As you know, I’m currently house hunting and taking you along on my adventure. (In case you missed any of my journey, you can catch up here.) I think I already mentioned that the housing market in Pittsburgh is relatively slow during the winter. Thankfully, we are on the verge of spring, and I’m already seeing signs that things are starting to pick back up. During the past couple of weeks, I looked at five houses. (Only one has potential.) However, with each house, I have gained more insight into the market and what I want ultimately want in a home. So today I thought I’d pop in and share some things I’m learning. My goal is to keep you up-to-date and offer advice for those of you who are also buying a house.
Let’s get to it!
Buying a House with IBC: What I’m Learning
When I first moved to Pittsburgh, the idea of living in a row house tucked into the city streets seemed idyllic. I could certainly manage with little or no yard, one parking spot, and a smaller space. However, as I began my house hunt this past fall, I realized that being in the city was great, but I needed something with a bit more space. I wanted a garage, some sort of yard, and a little breathing room between my house and the neighboring ones.
Last week on Facebook, a friend shared a house that’s about 15 minutes outside the city. Although the house was a dream on the outside, the recently redone interior was not my style, so it didn’t warrant a visit. Nonetheless, I took a drive around the neighborhood and was delighted with what I saw. There were large trees, the streets were quiet, the homes had yard space, and it felt less busy. Plus, it was still close enough to all the hub-bub of the city without being in it.
While I’m still open to a home closer in, this showed me that a house just outside the city might be a nice fit for me.
Lesson: When it comes to location, think about what you want long term. Also, be honest with yourself about what gets under your skin in your current area. Does it bother you when someone’s car alarm goes off every day? Are the streets congested, making it hard or worrisome to get around?
Also, don’t be afraid to check out a few homes outside of what you may be considering. Like me, it may cause you to think about a different location or it may offer a perspective you hadn’t considered.
Pictures Vs. Reality
On Saturday I stumbled across a new listing on Zillow and immediately fell in love. Like, punch-in-the-gut, this-is-my-house kinda love. It was a 100+-year-old home tucked into a cute neighborhood about 15 minutes from the city. It had recently been redone, mostly in my style. However, there were still several projects that I could tackle on my own. Perfect! Thankfully my real estate agent is the bomb and set up a showing for the next morning.

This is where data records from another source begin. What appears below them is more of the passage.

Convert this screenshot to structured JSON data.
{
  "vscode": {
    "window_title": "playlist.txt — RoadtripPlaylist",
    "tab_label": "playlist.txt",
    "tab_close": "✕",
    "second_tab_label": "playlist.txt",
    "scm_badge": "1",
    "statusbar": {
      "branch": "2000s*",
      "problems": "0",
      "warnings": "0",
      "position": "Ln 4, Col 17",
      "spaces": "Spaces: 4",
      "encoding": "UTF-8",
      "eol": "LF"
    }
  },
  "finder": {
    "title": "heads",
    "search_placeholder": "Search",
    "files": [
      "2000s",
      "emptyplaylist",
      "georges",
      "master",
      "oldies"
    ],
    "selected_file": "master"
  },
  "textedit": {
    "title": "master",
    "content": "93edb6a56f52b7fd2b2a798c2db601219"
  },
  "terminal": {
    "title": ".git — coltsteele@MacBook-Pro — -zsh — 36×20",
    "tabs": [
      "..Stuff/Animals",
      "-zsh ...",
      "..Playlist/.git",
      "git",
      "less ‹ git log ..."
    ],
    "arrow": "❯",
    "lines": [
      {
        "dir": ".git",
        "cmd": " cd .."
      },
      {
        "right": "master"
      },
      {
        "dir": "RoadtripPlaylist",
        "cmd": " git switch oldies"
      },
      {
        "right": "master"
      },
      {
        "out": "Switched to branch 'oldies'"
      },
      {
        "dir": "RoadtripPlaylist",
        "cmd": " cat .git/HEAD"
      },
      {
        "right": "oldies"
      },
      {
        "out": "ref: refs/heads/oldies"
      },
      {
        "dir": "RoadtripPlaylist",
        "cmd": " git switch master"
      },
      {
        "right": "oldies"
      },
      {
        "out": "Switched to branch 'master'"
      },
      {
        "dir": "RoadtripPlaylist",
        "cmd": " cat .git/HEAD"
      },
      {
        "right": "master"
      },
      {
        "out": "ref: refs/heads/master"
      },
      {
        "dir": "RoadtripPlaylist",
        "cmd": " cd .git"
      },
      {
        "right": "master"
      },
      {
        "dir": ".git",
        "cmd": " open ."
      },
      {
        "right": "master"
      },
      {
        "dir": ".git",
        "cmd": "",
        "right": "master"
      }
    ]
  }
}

Being a blogger and knowing full well how photos can differ from reality, I should have been prepared for a house that did not live up to the magic of the online images. It turns out that a lot of the finishing details were ignored and the appliances that seemed new in the photos are well used and dented, The basement also has water issues.
While I am still considering this property, the reality of it definitely was a surprise to me. I walked up the sidewalk thinking I would be placing an offer, and left with a very different view. As with most things online, a house may look “picture perfect,” but chances are the photos are showing you the home’s good angles and taking advantage of good lighting and camera work. You are only seeing the highlight reel just to get you in the door.
Lesson: Don’t get overly excited or get your hopes up about any property until you see it in its entirety. If you’re anything like me, this is easier said than done. Having an unrealistic view of a place can also cloud your judgment when you find potential problems or concerns. Have patience and keep your perspective.
Nothing is Perfect
Unless you are exceedingly lucky, chances are you’re not going to find a home that’s absolutely perfect. And if you’re a bit picky like me, the search is going to be even more challenging. As I looked through the home I mentioned previously, my real estate agent reminded me that there’s going to be something about every home that I don’t like or would prefer to be different. It’s important to consider what things you’re willing to live with and what you can reasonably change. And while I was aware of this, it was a good reminder. That’s why I’m sharing it with you.
A lot of these imperfections may be caught by your “Required and Desired” list which I talked about here, but there will also be more things that come up that aren’t yet on your radar. Also, consider what will be a simple fix and what might be a much more complicated addition or alteration. For example, you can easily paint walls, add modelings, and update landscaping, but it will be more challenging and costly to replace windows, run new electrical, and upgrade the heating and air conditioning system.
Lesson: Don’t settle for a property you don’t love or feel in your gut to be home. However, remember that nothing is perfect and certain details can be changed or improved over time.
Okay, I have more advice to share, but this post is already long enough. I’ll save those ideas for another day.
I suspect you would love to see the houses I’m visiting. I haven’t included any images of them here because I feel awkward photographing someone else’s residence and sharing those photos on the internet without the owner’s permission. The only way around this would be to provide Zillow links to homes that didn’t work for me. If that’s something you’d be interested in, please let me know.
Until next time!